-------- DATA TO EXAMINE --------

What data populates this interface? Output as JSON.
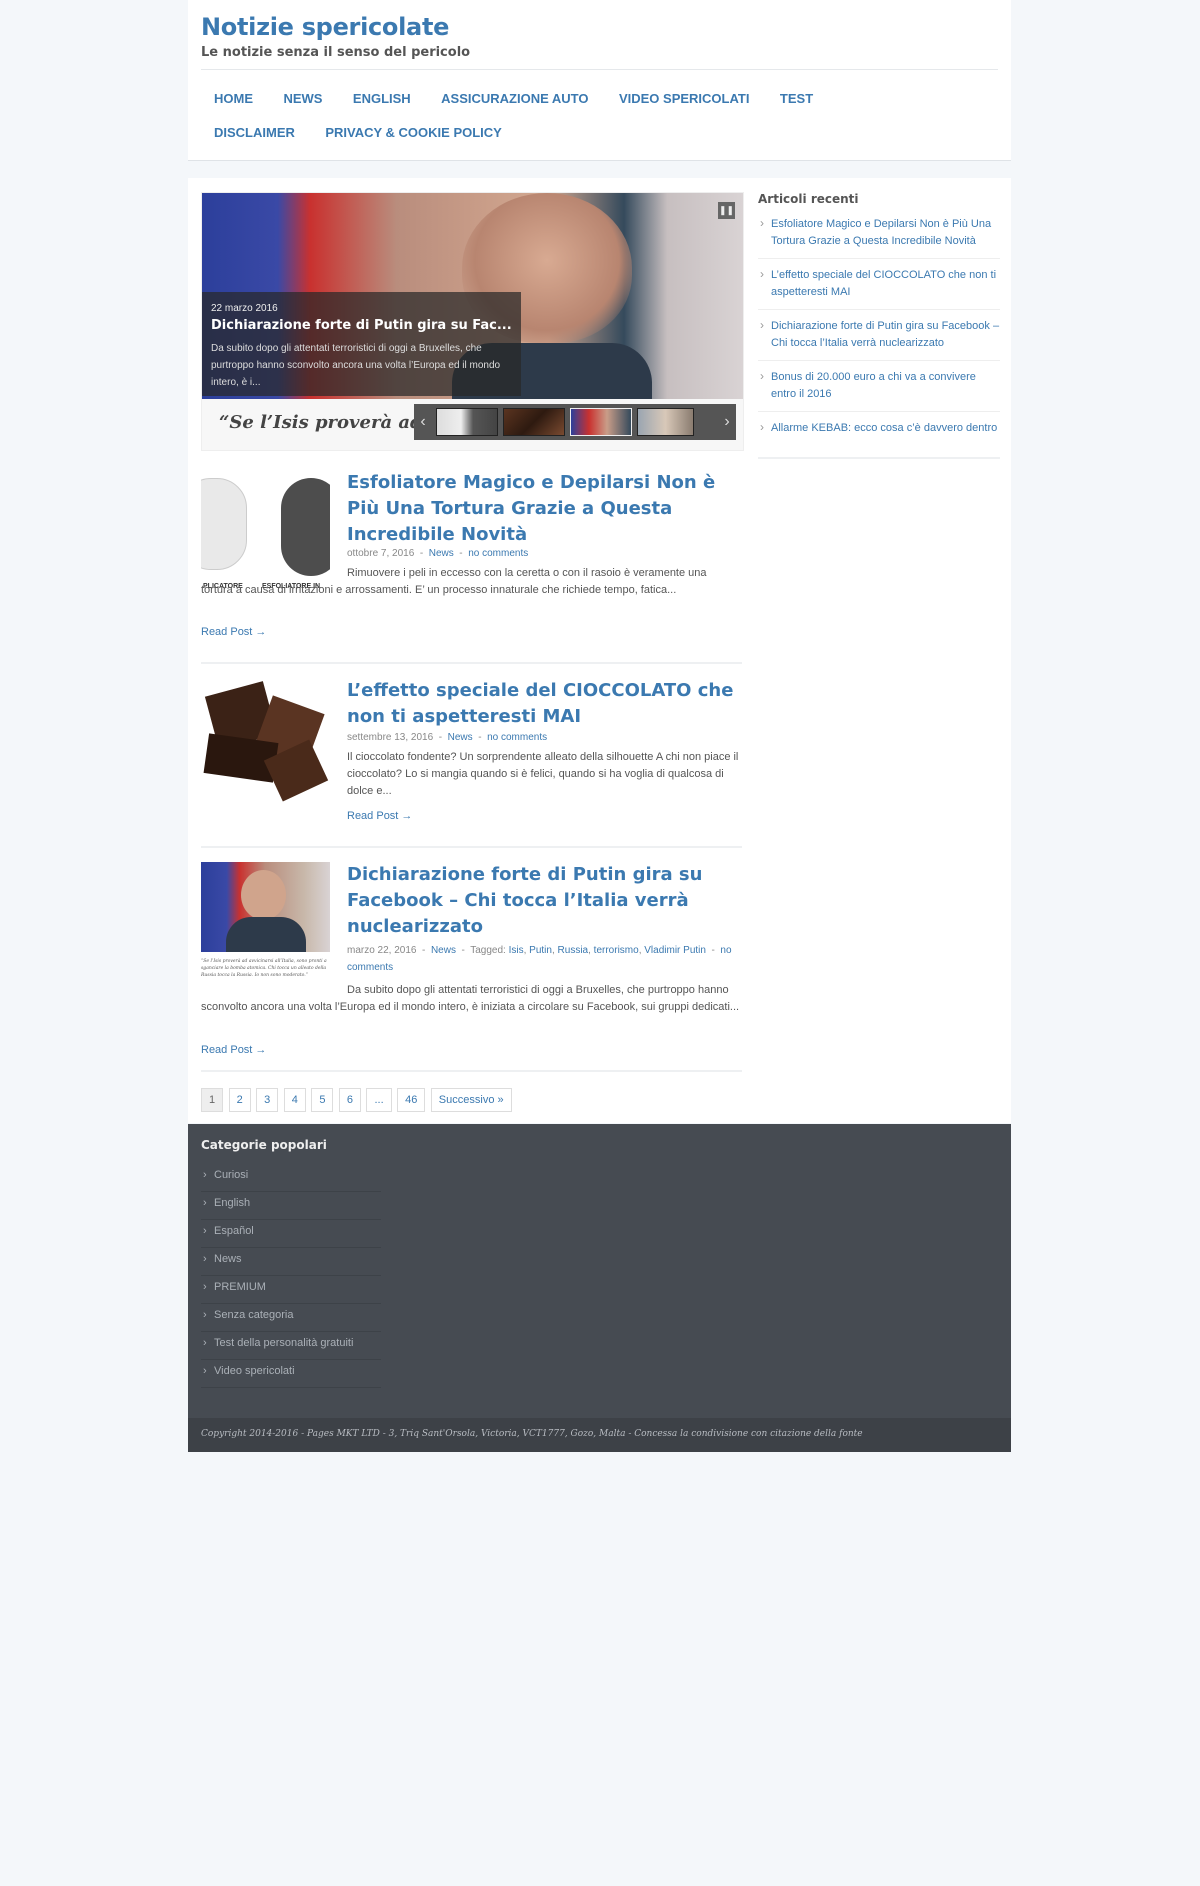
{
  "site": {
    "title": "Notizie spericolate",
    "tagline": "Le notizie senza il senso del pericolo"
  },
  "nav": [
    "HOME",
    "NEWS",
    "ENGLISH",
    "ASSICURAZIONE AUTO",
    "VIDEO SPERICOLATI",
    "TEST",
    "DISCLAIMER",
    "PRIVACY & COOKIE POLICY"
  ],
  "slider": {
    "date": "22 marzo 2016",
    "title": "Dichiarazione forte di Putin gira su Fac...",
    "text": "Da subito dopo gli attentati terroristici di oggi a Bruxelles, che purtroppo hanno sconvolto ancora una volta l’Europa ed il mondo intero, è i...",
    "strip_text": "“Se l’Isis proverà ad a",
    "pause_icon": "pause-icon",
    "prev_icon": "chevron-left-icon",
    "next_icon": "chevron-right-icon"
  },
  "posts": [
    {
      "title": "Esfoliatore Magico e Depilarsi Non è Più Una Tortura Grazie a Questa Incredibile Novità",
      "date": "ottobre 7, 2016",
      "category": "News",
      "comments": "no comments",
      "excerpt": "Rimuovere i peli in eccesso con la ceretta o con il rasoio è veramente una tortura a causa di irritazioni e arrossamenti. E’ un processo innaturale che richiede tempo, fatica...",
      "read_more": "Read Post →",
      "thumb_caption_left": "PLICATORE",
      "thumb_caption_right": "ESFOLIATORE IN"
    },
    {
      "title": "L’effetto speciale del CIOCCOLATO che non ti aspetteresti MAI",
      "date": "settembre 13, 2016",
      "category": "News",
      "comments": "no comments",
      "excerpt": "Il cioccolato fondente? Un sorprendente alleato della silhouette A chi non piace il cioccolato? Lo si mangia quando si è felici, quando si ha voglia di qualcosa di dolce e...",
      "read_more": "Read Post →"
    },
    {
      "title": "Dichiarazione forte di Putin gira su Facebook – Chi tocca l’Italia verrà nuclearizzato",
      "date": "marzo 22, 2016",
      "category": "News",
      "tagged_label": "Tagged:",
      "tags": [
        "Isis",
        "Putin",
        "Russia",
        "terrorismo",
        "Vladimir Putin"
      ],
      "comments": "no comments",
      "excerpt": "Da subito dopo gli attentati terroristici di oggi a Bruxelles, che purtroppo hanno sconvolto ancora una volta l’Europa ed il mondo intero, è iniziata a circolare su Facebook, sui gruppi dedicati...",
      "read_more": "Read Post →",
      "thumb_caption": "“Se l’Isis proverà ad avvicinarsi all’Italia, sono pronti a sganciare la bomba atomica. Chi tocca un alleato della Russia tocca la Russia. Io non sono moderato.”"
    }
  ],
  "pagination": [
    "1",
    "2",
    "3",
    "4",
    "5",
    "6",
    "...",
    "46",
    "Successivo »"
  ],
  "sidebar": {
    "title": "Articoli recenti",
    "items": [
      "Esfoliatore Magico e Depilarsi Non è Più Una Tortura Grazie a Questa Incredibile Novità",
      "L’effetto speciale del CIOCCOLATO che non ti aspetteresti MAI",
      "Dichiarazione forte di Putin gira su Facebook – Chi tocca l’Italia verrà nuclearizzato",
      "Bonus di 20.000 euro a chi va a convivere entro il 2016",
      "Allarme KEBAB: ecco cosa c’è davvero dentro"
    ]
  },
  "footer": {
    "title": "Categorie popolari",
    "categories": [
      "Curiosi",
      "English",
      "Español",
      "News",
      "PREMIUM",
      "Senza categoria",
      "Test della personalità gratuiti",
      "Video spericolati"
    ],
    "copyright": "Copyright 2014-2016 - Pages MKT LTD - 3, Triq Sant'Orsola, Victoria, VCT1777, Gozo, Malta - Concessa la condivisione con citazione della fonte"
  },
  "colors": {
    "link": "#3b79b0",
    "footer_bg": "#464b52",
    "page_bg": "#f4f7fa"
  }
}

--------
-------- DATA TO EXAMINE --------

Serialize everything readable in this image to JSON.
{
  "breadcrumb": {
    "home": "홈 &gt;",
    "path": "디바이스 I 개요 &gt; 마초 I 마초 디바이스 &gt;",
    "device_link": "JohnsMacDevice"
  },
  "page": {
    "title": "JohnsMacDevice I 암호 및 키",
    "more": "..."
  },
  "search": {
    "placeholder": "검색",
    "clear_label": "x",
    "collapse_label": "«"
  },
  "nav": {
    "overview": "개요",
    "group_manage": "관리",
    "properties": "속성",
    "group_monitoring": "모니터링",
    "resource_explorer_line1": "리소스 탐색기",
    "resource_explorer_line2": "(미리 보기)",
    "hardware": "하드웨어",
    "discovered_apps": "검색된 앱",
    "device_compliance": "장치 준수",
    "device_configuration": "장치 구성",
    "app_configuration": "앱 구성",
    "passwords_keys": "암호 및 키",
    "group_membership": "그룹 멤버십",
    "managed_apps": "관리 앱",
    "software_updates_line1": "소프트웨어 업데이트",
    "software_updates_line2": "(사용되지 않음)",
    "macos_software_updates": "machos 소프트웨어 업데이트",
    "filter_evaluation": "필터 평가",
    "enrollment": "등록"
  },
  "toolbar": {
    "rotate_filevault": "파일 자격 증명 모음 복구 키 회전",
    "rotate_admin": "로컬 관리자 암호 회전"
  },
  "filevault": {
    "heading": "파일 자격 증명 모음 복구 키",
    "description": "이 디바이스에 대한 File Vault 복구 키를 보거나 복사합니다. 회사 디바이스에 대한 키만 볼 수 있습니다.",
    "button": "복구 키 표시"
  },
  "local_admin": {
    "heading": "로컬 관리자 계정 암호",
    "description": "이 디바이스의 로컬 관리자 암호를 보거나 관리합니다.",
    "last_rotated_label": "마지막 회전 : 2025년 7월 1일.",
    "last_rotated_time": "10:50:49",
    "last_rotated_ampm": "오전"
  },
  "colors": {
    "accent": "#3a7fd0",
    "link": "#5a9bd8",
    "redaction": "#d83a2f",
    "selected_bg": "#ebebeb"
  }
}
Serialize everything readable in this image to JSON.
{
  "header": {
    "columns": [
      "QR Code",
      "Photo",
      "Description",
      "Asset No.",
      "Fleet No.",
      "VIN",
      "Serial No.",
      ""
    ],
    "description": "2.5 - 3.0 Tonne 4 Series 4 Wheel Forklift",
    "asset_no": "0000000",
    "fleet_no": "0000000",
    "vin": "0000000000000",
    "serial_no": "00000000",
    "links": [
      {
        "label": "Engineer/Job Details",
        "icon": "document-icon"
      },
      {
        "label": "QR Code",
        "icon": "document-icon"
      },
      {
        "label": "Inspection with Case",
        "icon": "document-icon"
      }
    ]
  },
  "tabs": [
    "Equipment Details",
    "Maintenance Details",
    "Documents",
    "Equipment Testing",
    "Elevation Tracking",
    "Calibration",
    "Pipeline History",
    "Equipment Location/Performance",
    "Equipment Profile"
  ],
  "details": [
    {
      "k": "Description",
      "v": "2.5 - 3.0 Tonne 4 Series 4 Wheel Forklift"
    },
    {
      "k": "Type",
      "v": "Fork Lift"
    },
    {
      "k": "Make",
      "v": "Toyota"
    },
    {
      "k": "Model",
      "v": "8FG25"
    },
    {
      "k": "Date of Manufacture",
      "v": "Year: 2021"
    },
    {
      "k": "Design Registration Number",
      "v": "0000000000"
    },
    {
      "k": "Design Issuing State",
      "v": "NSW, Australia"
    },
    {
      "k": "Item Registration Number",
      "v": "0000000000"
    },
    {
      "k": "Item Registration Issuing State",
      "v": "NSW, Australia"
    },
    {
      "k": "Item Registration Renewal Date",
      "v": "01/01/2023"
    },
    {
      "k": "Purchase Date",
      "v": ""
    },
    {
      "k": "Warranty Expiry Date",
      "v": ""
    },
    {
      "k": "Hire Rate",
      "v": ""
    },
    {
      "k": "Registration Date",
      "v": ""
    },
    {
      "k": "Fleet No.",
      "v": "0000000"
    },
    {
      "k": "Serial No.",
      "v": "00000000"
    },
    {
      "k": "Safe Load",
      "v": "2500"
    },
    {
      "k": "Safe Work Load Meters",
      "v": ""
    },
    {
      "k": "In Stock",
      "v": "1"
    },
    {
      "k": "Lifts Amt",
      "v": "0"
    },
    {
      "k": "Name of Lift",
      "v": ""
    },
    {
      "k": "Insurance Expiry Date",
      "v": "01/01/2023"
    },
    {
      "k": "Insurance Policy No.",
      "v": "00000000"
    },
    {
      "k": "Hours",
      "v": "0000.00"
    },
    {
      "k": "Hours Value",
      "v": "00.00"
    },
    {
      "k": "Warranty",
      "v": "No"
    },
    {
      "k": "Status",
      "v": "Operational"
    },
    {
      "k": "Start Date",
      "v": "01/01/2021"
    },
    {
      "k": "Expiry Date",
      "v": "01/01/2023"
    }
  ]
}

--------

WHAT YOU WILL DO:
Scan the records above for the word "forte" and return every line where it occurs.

SOLUTION FOR THIS EXERCISE:
    "title": "Dichiarazione forte di Putin gira su Fac...",
      "title": "Dichiarazione forte di Putin gira su Facebook – Chi tocca l’Italia verrà nuclearizzato",
      "Dichiarazione forte di Putin gira su Facebook – Chi tocca l’Italia verrà nuclearizzato",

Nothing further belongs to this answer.